### EXERCISE REQUIREMENTS
Line by line, copy the material that follows without leaving anything out.

### DATA FOR THE TASK
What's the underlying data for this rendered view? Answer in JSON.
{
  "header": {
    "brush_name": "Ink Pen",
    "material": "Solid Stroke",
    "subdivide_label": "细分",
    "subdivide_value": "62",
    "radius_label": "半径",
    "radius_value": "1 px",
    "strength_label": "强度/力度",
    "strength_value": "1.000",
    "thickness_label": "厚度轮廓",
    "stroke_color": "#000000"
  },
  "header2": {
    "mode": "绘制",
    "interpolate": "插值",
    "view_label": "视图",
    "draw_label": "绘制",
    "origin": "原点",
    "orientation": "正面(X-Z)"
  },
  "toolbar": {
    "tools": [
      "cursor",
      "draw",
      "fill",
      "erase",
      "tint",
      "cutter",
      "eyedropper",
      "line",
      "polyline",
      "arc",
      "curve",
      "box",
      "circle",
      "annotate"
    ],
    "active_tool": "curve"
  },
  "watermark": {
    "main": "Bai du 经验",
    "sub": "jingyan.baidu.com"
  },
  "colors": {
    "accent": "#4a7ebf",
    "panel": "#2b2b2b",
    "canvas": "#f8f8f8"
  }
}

### ANSWER TO THIS TASK
What's the underlying data for this rendered view? Answer in JSON.
{
  "header": {
    "brush_name": "Ink Pen",
    "material": "Solid Stroke",
    "subdivide_label": "细分",
    "subdivide_value": "62",
    "radius_label": "半径",
    "radius_value": "1 px",
    "strength_label": "强度/力度",
    "strength_value": "1.000",
    "thickness_label": "厚度轮廓",
    "stroke_color": "#000000"
  },
  "header2": {
    "mode": "绘制",
    "interpolate": "插值",
    "view_label": "视图",
    "draw_label": "绘制",
    "origin": "原点",
    "orientation": "正面(X-Z)"
  },
  "toolbar": {
    "tools": [
      "cursor",
      "draw",
      "fill",
      "erase",
      "tint",
      "cutter",
      "eyedropper",
      "line",
      "polyline",
      "arc",
      "curve",
      "box",
      "circle",
      "annotate"
    ],
    "active_tool": "curve"
  },
  "watermark": {
    "main": "Bai du 经验",
    "sub": "jingyan.baidu.com"
  },
  "colors": {
    "accent": "#4a7ebf",
    "panel": "#2b2b2b",
    "canvas": "#f8f8f8"
  }
}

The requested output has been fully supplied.